Stopping Clemson starts with the defensive front. Can Ohio State generate pressure with its front four and cover on the back end? Watson hasn’t utilized his legs in 2016 as much as he did last year. Could that change in the Fiesta Bowl? Clemson’s offensive line has been inconsistent at times but played better late in the season. Will this unit keep Watson’s jersey clean and provide plenty of time to test the depth of Ohio State’s secondary?
3. Turnover Battle
There’s a significant disparity in turnover margin between these two teams. Before we dish on the numbers, it’s important to note there’s a good bit of luck involved with turnovers (forcing or recovering). Regardless of the luck factor involved with turnovers, this area is still going to play a huge role in how this game plays out on Saturday.
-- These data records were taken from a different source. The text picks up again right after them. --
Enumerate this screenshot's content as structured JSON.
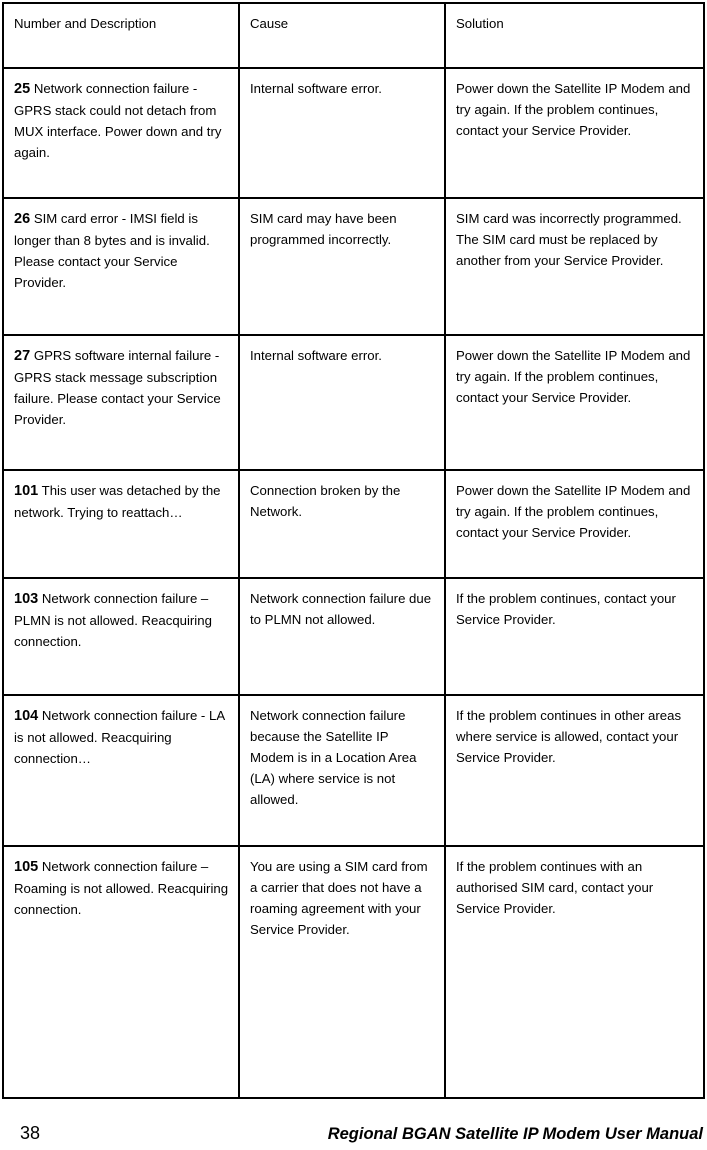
{
  "document": {
    "table": {
      "headers": {
        "number_and_description": "Number and Description",
        "cause": "Cause",
        "solution": "Solution"
      },
      "rows": [
        {
          "code": "25",
          "description": "Network connection failure - GPRS stack could not detach from MUX interface. Power down and try again.",
          "cause": "Internal software error.",
          "solution": "Power down the Satellite IP Modem and try again. If the problem continues, contact your Service Provider."
        },
        {
          "code": "26",
          "description": "SIM card error - IMSI field is longer than 8 bytes and is invalid.  Please contact your Service Provider.",
          "cause": "SIM card may have been programmed incorrectly.",
          "solution": "SIM card was incorrectly programmed. The SIM card must be replaced by another from your Service Provider."
        },
        {
          "code": "27",
          "description": "GPRS software internal failure - GPRS stack message subscription failure.  Please contact your Service Provider.",
          "cause": "Internal software error.",
          "solution": "Power down the Satellite IP Modem and try again. If the problem continues, contact your Service Provider."
        },
        {
          "code": "101",
          "description": "This user was detached by the network. Trying to reattach…",
          "cause": "Connection broken by the Network.",
          "solution": "Power down the Satellite IP Modem and try again. If the problem continues, contact your Service Provider."
        },
        {
          "code": "103",
          "description": "Network connection failure – PLMN is not allowed. Reacquiring connection.",
          "cause": "Network connection failure due to PLMN not allowed.",
          "solution": "If the problem continues, contact your Service Provider."
        },
        {
          "code": "104",
          "description": "Network connection failure - LA is not allowed. Reacquiring connection…",
          "cause": "Network connection failure because the Satellite IP Modem is in a Location Area (LA) where service is not allowed.",
          "solution": "If the problem continues in other areas where service is allowed, contact your Service Provider."
        },
        {
          "code": "105",
          "description": "Network connection failure – Roaming is not allowed. Reacquiring connection.",
          "cause": "You are using a SIM card from a carrier that does not have a roaming agreement with your Service Provider.",
          "solution": "If the problem continues with an authorised SIM card, contact your Service Provider."
        }
      ]
    },
    "footer": {
      "page_number": "38",
      "manual_title": "Regional BGAN Satellite IP Modem User Manual"
    }
  }
}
Ohio State ranked third nationally in turnover margin with a plus-16 mark this fall. The Buckeyes gained 25 turnovers and only lost nine in 12 games. On the other sideline, Clemson ranked 68th nationally with an even (zero) margin. The Tigers lost and gained 24 turnovers this season.
Just how important could this area be on Saturday? In Clemson’s only loss of 2016 (Pitt), Swinney’s team was minus-two in the turnover margin. The Buckeyes posted only one game (Indiana) of more than one lost turnover.
In a tight game, stealing a possession or preventing points inside of the red zone could be a deciding factor. Will Clemson avoid the turnover bug? Or will Ohio State continue to play mistake-free ball and win the turnover battle to help slow down the Tigers’ high-powered offense?
As we mentioned in the introduction, this is one of the most anticipated games of the bowl season. There’s no shortage of intrigue with the individual matchups, as Clemson’s explosive offense faces a stout Ohio State defense. Will the Tigers use Watson more in the running game? And when Clemson has the ball, can this unit find balance on the ground and land a couple of a big plays? Ohio State’s defense may bend, but coordinator Greg Schiano would give up three points instead of seven when the Tigers enter the red zone. When Ohio State has the ball, it’s no secret Meyer is going to rely heavily on quarterback J.T. Barrett, receiver Curtis Samuel and running back Mike Weber. However, the Buckeyes need another playmaker or two to step up. Clemson’s defensive front is among the best in the nation, and the secondary will aim to keep Samuel in check. The Tigers are hungry for another shot at Alabama and a chance to win the national title. This one goes deep into the fourth quarter, but Watson and the Clemson passing attack is the difference in a tight game.